- CMYK refers to the four inks used in some color printing formats: cyan, magenta, yellow, and black.
- RGB is another type of color representation and refers to red, green, and blue.
- MB stands for megabyte, a unit of storage capacity.
How Are Your Pieces Judged?
Jurors can be chosen for a variety of reasons and from a variety of backgrounds. Sometimes they can gather in a single location to view the submissions on a large screen, but more often they are looking at images on the computer in their homes. The larger the image format, the more precise the details will be, and the better they’ll be able to assess your work.
Most often, they have to view hundreds or even thousands of entries. If the photograph doesn’t tell the whole story immediately, they won’t have time to ‘imagine’ what it might look like in real life. They may look at the scores from all evaluators and/or discuss the entries before making a final decision, but they won’t give a bad photograph a ’pass’ just because they recognize the work of a well-known or talented artist.
One of the most important things to remember is to do as they ask. If they ask for a white background, make sure there’s a white background. If they asked for a specific size, make sure you transform the image to match the requirement. If the challenge has a theme, make sure your work reflects it. If you don’t, those details may rule you out before they even look at the craftsmanship of your entry.
Submitting to calls for entry is a way to:
- Challenge yourself.
- Become known to your peers and potential clients.
- Further your career.
- Meet other makers.
- Become inspired.
- Inspire others.
- Share your knowledge.
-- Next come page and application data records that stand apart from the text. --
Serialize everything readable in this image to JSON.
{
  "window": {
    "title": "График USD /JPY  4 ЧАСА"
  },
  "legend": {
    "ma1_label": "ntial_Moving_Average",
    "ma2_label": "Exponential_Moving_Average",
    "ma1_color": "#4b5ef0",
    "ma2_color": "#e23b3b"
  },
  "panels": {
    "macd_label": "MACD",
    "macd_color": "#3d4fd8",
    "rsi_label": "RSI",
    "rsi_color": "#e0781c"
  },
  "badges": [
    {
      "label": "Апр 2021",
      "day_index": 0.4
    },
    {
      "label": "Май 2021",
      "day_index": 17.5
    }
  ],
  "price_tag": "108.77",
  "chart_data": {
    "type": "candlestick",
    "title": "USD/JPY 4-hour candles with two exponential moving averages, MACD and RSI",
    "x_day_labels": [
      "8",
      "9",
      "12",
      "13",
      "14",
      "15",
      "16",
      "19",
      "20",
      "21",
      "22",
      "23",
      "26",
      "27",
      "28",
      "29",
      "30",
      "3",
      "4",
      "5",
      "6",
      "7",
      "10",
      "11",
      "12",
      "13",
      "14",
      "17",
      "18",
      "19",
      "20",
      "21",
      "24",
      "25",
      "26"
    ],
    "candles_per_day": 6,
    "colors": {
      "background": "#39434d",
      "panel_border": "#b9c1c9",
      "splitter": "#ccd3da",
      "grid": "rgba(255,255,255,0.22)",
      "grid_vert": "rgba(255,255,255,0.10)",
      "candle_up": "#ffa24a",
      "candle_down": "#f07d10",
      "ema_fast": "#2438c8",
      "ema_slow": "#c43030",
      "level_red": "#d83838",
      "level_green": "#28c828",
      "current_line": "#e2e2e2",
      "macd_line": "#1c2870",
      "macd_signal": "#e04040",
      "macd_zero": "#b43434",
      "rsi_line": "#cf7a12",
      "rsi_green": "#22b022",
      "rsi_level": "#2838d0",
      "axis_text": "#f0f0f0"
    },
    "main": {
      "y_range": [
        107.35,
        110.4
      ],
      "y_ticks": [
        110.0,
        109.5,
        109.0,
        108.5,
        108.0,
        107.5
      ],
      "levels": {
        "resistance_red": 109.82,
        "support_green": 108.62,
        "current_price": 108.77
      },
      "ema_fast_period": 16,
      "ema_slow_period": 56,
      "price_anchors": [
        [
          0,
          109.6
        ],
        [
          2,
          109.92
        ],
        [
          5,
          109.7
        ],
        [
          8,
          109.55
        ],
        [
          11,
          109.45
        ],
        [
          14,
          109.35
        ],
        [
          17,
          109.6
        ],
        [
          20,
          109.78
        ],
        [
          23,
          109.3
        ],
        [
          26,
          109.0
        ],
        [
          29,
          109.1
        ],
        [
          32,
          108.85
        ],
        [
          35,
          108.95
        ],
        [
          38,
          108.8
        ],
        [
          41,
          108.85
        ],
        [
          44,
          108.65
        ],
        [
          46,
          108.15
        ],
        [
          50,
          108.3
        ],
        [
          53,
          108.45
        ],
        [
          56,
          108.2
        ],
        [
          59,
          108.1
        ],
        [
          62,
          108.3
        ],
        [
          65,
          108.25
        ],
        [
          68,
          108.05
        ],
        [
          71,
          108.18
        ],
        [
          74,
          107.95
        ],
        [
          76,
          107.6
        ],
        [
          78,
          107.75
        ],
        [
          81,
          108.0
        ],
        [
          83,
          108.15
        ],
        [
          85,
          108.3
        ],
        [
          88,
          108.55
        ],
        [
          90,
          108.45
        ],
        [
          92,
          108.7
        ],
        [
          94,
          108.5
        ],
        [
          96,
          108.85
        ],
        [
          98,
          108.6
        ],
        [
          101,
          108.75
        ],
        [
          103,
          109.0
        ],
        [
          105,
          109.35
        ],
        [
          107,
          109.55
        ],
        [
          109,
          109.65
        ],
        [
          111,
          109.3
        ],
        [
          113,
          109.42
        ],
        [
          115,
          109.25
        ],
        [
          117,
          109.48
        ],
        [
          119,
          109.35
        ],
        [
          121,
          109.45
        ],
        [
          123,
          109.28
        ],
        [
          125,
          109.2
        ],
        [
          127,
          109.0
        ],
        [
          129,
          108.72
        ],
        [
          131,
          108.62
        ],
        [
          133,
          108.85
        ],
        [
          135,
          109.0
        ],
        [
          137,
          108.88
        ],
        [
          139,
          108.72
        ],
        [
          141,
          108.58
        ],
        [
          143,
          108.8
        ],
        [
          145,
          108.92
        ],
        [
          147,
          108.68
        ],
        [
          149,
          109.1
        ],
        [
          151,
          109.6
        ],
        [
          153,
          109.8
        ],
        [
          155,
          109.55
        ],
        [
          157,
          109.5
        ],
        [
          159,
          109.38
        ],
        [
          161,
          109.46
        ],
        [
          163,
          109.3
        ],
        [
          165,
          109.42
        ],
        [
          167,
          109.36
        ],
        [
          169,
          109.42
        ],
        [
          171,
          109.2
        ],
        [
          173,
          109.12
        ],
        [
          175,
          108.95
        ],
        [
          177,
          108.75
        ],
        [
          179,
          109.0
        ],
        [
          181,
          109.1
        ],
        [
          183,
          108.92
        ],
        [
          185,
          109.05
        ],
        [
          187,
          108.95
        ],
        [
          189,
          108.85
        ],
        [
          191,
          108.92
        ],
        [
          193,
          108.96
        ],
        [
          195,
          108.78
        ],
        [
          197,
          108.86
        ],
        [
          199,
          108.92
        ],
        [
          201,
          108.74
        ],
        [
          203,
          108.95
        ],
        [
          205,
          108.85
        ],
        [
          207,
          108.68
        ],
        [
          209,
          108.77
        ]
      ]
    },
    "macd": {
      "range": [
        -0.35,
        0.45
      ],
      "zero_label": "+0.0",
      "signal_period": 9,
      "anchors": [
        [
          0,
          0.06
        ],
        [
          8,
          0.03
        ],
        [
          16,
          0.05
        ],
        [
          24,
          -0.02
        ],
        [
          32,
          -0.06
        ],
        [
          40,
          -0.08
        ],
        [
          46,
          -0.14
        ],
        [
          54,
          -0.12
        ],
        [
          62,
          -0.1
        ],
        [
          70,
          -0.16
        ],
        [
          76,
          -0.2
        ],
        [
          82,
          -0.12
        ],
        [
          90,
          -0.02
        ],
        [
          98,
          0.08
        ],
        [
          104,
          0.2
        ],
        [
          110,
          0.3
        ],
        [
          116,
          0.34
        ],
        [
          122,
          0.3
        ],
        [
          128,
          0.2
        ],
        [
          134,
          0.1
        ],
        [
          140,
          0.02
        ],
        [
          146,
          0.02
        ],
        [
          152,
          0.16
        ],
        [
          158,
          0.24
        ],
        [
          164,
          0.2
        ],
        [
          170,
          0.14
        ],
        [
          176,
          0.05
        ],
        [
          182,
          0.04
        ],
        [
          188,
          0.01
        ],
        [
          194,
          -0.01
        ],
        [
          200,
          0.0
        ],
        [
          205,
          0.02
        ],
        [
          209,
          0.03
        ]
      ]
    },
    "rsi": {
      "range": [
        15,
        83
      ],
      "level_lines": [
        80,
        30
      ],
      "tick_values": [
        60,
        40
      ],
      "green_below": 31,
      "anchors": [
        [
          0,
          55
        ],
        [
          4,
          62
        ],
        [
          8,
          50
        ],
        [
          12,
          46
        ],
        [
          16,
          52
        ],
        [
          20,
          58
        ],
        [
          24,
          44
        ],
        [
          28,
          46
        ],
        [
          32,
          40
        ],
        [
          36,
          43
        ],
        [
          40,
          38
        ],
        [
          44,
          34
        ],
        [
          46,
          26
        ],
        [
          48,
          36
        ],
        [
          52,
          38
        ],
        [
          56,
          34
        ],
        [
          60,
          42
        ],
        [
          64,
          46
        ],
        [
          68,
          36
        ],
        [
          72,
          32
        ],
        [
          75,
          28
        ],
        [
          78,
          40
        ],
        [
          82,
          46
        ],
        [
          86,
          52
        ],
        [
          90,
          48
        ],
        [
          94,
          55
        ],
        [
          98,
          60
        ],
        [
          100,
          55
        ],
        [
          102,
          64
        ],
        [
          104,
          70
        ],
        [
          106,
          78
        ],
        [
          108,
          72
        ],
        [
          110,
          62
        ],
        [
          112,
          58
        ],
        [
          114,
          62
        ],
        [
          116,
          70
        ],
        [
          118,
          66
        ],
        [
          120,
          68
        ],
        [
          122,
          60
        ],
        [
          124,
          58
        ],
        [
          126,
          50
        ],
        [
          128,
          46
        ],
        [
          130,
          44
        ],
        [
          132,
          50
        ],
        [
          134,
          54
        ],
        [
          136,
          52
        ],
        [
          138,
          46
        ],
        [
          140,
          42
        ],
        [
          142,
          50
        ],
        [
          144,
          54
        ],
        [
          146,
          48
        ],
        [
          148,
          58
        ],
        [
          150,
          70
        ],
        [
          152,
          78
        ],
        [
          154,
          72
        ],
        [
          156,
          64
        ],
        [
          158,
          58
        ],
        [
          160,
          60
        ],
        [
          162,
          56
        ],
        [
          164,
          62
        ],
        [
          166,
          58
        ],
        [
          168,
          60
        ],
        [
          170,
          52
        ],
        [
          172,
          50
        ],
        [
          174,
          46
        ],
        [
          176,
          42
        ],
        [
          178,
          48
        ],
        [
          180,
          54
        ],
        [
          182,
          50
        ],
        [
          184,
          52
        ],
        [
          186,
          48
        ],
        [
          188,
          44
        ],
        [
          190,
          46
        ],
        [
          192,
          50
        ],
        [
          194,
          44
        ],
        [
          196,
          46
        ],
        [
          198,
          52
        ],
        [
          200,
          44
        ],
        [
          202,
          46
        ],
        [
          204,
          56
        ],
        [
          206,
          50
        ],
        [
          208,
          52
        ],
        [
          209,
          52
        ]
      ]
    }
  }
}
If you have sources for international photographers, magazines, or submission sites, please contact us and we’ll be glad to include them in this article.